> [Work instruction]
Tally every line below where "title" appears, then report the total alone.

### Source material ###

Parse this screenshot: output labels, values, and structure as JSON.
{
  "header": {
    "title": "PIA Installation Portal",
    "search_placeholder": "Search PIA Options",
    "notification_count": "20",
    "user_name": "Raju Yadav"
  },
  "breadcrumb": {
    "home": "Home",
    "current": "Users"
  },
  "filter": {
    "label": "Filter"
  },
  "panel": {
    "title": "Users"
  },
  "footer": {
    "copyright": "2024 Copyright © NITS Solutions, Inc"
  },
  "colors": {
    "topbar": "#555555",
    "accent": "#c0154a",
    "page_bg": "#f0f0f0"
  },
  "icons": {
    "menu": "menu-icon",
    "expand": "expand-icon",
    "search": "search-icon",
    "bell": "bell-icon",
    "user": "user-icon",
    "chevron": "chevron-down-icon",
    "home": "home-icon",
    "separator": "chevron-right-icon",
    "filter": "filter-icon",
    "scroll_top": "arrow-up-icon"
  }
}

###

> [Answer area]
2